Federico Fellini

Federico Fellini – Lo sceicco bianco AKA The White Sheik (1952)

Synopsis:
Who would have thought that only moments after arriving at Rome for their honeymoon, the young and pure bride, Wanda, would sneak out of the room, leaving her fastidious groom, Ivan, all alone? Obsessed with the masculine Fernando Rivoli–the hero of her favourite romantic photo-novel, The White Sheik–Wanda plucks up the courage to meet him in person, only to be seduced by the arrogant protagonist, so far away from the hotel and her husband. As a result–perplexed by Wanda’s strange disappearance, and unable to disclose the news to his family–Ivan meanders through the ill-lit Roman streets in search of his wife, on pins and needles, waiting for their eleven o’clock appointment with his uncle and the Papal Audience at the Vatican. What does the new day have in store for the separated newlyweds? Read More »

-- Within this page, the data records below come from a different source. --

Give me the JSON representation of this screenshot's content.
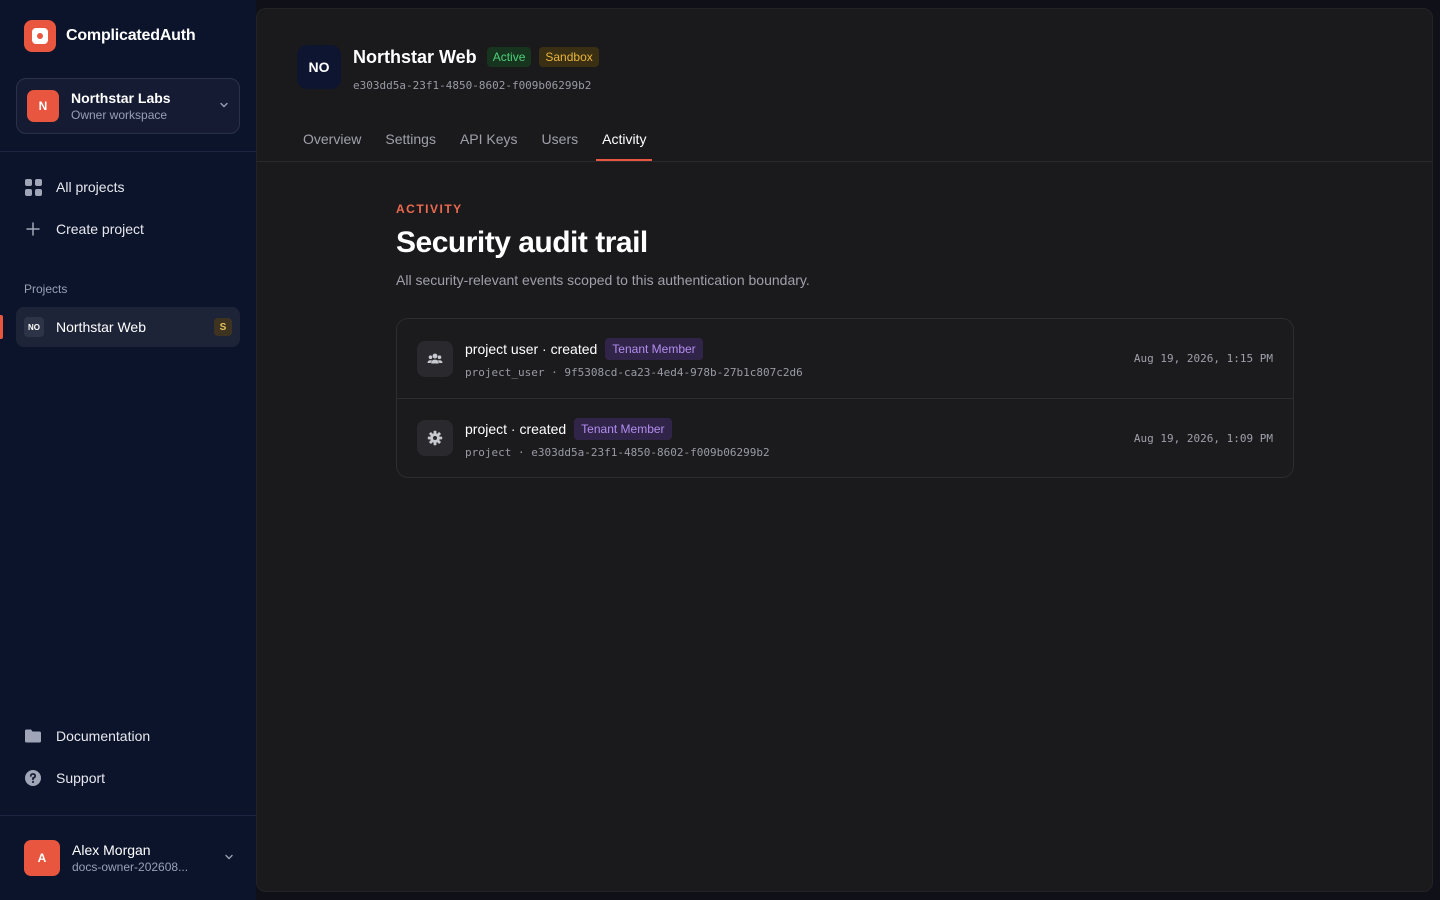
{
  "brand": {
    "name": "ComplicatedAuth",
    "icon": "logo-icon",
    "accent": "#e8563f"
  },
  "workspace": {
    "avatar": "N",
    "name": "Northstar Labs",
    "subtitle": "Owner workspace",
    "icon": "chevron-down-icon"
  },
  "nav": {
    "all_projects": "All projects",
    "create_project": "Create project",
    "section_label": "Projects",
    "project": {
      "avatar": "NO",
      "name": "Northstar Web",
      "badge": "S"
    },
    "documentation": "Documentation",
    "support": "Support"
  },
  "user": {
    "avatar": "A",
    "name": "Alex Morgan",
    "subtitle": "docs-owner-202608..."
  },
  "project_header": {
    "avatar": "NO",
    "title": "Northstar Web",
    "status_badge": "Active",
    "env_badge": "Sandbox",
    "id": "e303dd5a-23f1-4850-8602-f009b06299b2"
  },
  "tabs": [
    {
      "label": "Overview"
    },
    {
      "label": "Settings"
    },
    {
      "label": "API Keys"
    },
    {
      "label": "Users"
    },
    {
      "label": "Activity",
      "active": true
    }
  ],
  "activity": {
    "eyebrow": "ACTIVITY",
    "title": "Security audit trail",
    "description": "All security-relevant events scoped to this authentication boundary.",
    "events": [
      {
        "icon": "users-icon",
        "title": "project user · created",
        "role": "Tenant Member",
        "subject": "project_user · 9f5308cd-ca23-4ed4-978b-27b1c807c2d6",
        "time": "Aug 19, 2026, 1:15 PM"
      },
      {
        "icon": "gear-icon",
        "title": "project · created",
        "role": "Tenant Member",
        "subject": "project · e303dd5a-23f1-4850-8602-f009b06299b2",
        "time": "Aug 19, 2026, 1:09 PM"
      }
    ]
  }
}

    Federico Fellini – La voce della luna AKA The Voice of the Moon (1990)

    The swansong of the great Italian filmmaker Federico Fellini (La dolce vita, 8½), The Voice of the Moon emerged without fanfare: it played the Cannes Film Festival out of competition after its Italian premiere and failed to secure distribution in North America and the UK. This new restoration from the original negative seeks to right that wrong and provide the film with a second chance… Read More »

      Federico Fellini – Otto e mezzo AKA 8½ [+commentary] (1963)

      Quote:

      8 1/2 weaves fluidly through the visually intoxicating landscape of Federico Fellini’s subconscious, seemingly to seek inspiration and validation for his life and work. In an opening scene that symbolizes much of Fellini’s films, a suffocating man, trapped inside his car, inexplicably begins to float into the skies, only to be abruptly tugged back to the ground. But it is also an indelible image that shatters any preconceived illusion of “typical” elements in a Fellini film. The film, 8 1/2, literally marks Fellini’s work on 8 1/2 feature films (the “1/2” derived from collaborative direction films), and proves to be a transitional film in his artistic career. Read More »

        Federico Fellini – Le Notti di Cabiria AKA The Nights of Cabiria (1957)

        Plot Synopsis
        Tragic story of a naive prostitute searching for true love in the seediest sections of Rome.

        Nights of Cabiria Essay by Federico Fellini
        The subject of loneliness and the observation of the isolated person has always interested me. Even as a child, I couldn’t help but notice those who didn’t fit in for one reason or another—myself included. In life, and for my films, I have always been interested in the out-of-step. Curiously, it’s usually those who are either too smart or those who are too stupid who are left out. The difference is, the smart ones often isolate themselves, while the less intelligent ones are usually isolated by the others. In Nights of Cabiria, I explore the pride of one of those who has been excluded. Read More »

          Federico Fellini – I Clowns (1971)

          A ragout of real memories and mockumentary, as Fellini explores a childhood obsession: circus clowns.

          Jeffrey M. Anderson, Combustible Celluloid wrote:
          The arc of Federico Fellini’s career is endlessly fascinating. He started as something of a neo-realist, and then his films grew in style and scope until they became bizarre, swirl-colored, phantasmagoric spectacles. Then at one point, he stepped back again and began making more intimate, personal projects in the last section of his career. Made for television, The Clowns seems to have been a crucial turning point; it came immediately after the overblown Satyricon, and it shows an interesting mix of that film, and the film that would come just a few years later, the wonderful Amarcord. It fits perfectly. Read More »

            Federico Fellini – Il bidone AKA The Swindle (1955)

            Synopsis:
            Aging small-time con man Augusto, who swindles peasants, works with two younger men: Roberto, who wants to become the Italian Johnny Ray, and Bruno, nicknamed Picasso, who has a wife and daughter and wants to paint. Augusto avoids the personal entanglements, spending money at clubs seeking the good life. His attitude changes when he runs into his own daughter, whom he rarely sees, and realizes she’s now a young woman and in need of his help to continue her studies. His usual partners are away, so he goes in with others to run a swindle, and they aren’t forgiving when he claims he’s given the money back to their mark. They leave him beaten, robbed, and alone. Read More »

              Federico Fellini – Il Casanova di Federico Fellini (1976)

              Fellini’s Casanova (Il Casanova di Federico Fellini) is a 1976 Italian film by director Federico Fellini, adapted from the autobiography of Giacomo Casanova, the 18th century adventurer and writer.

              Shot entirely at the Cinecittà studios in Rome, the film won an Academy Award for Best Costume Design, with the Oscar going to Danilo Donati.

              The film portrays Casanova’s life as a freakish journey into sexual abandonment. Any meaningful emotion or sensuality is eclipsed by increasingly strange situations. The narrative presents Casanova’s adventures in a detached, methodical fashion, as the respect he yearns for is constantly undermined by more basic urges. Read More »